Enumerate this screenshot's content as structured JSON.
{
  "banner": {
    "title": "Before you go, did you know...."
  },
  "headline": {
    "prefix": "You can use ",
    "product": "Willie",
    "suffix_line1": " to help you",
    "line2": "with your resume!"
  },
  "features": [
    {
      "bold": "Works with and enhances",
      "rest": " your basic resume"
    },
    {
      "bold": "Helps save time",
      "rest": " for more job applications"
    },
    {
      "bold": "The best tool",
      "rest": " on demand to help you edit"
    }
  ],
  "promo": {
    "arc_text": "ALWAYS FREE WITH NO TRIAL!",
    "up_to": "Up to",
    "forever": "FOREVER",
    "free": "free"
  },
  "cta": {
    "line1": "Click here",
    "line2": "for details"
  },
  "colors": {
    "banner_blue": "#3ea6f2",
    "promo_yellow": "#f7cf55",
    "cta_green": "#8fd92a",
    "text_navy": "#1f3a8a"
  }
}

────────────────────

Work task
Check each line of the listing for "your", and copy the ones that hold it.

Solved exercise
    "line2": "with your resume!"
      "rest": " your basic resume"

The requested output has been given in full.